The Eyes on the Prize interviews collection comes from Washington University Libraries’ Henry Hampton Collection and includes 75 hours of full-length interviews with leaders and activists such as Rosa Parks, Constance Baker Motley, James Farmer, Robert Moses, Andrew Young, John Lewis, Ralph Abernathy, Stokely Carmichael and Myrlie Evers. The Eyes on the Prize collection is available online at http://americanarchive.org/special_collections/eotp-i-interviews.
 
Interviews from American Masters
 
American Masters is an award-winning biography series that celebrates American arts and culture. Launched in 1986 on PBS, the series set the standard for documentary film profiles, and is produced by New York’s flagship PBS station THIRTEEN for WNET.
 
AAPB has preserved more than 800 full-length interviews filmed for American Masters with cultural luminaries such as David Bowie, Yoko Ono, Robert Plant, Tim Burton, Nora Ephron, Denzel Washington, Carol Burnett, Andrew Lloyd Webber, Quincy Jones and Jimmy Carter. The interviews, digitized for In Their Own Words: The American Masters Digital Archive and the American Masters Podcast, will be archived for long-term storage at the Library of Congress to ensure their survival for future generations. Researchers can access the full collection on location at the Library of Congress and at WGBH. Information about the American Masters collection is available at http://americanarchive.org/special_collections/american-masters-interviews.
 
The AAPB is a national effort to preserve at-risk public media and provide a central web portal for access to the programming that public stations and producers have created over the past 60 years. In its initial phase, the AAPB digitized approximately 40,000 hours of radio and television programming and related materials selected by more than 100 public media stations and organizations across the country. The entire collection is available for research on location at the Library of Congress and WGBH, and currently more than 20,000 programs are available in the AAPB’s Online Reading Room at americanarchive.org to anyone in the United States.
 
– – –

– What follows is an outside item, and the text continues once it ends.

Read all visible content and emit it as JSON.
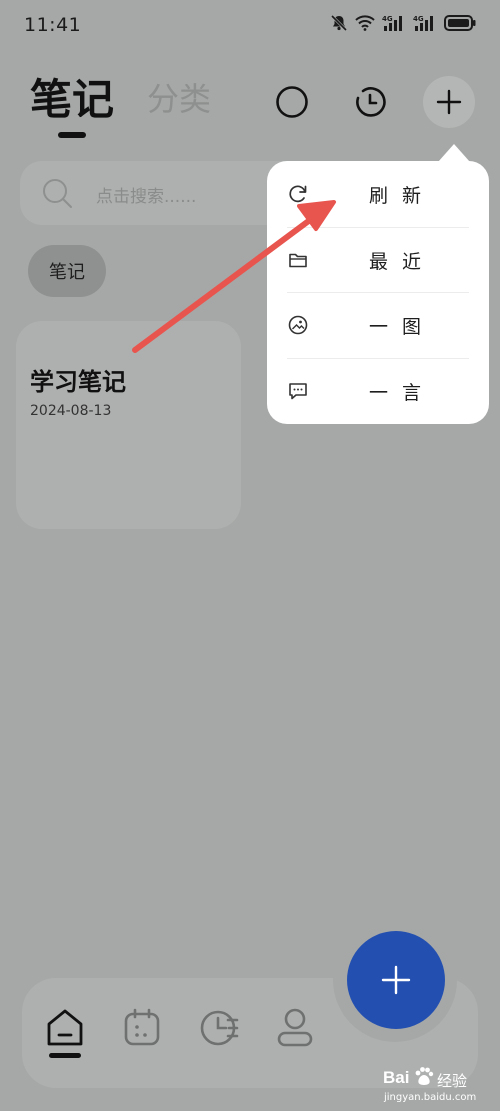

About WGBH
WGBH Boston is America’s preeminent public broadcaster and the largest producer of PBS content for TV and the Web, including Masterpiece, Antiques Roadshow, Frontline, Nova, American Experience, Arthur and more than a dozen other prime-time, lifestyle, and children’s series. WGBH also is a leader in educational multimedia, including PBS LearningMedia™, and a pioneer in technologies and services that make media accessible to the 36 million Americans who are deaf, hard of hearing, blind, or visually impaired. WGBH has been recognized with hundreds of honors: Emmys, Peabodys, duPont-Columbia Awards…even two Oscars. Find more information at www.wgbh.org.
 
About the Library of Congress
The Library of Congress is the world’s largest library, offering access to the creative record of the United States – and extensive materials from around the world – both on site and online. It is the main research arm of the U.S. Congress and the home of the U.S. Copyright Office.  Explore collections, reference services and other programs and plan a visit at loc.gov, access the official site for U.S. federal legislative information at congress.gov and register creative works of authorship atcopyright.gov.
 
About the American Archive of Public Broadcasting
The American Archive of Public Broadcasting (AAPB) is a collaboration between the Library of Congress and the WGBH Educational Foundation to coordinate a national effort to preserve at-risk public media before its content is lost to posterity and provide a central web portal for access to the unique programming that public stations have aired over the past 60 years. To date, over 40,000 hours of television and radio programming contributed by more than 100 public media organizations and archives across the United States have been digitized for long-term preservation and access. The entire collection is available on location at the Library of Congress and WGBH, and more than 20,000 programs are available online atamericanarchive.org.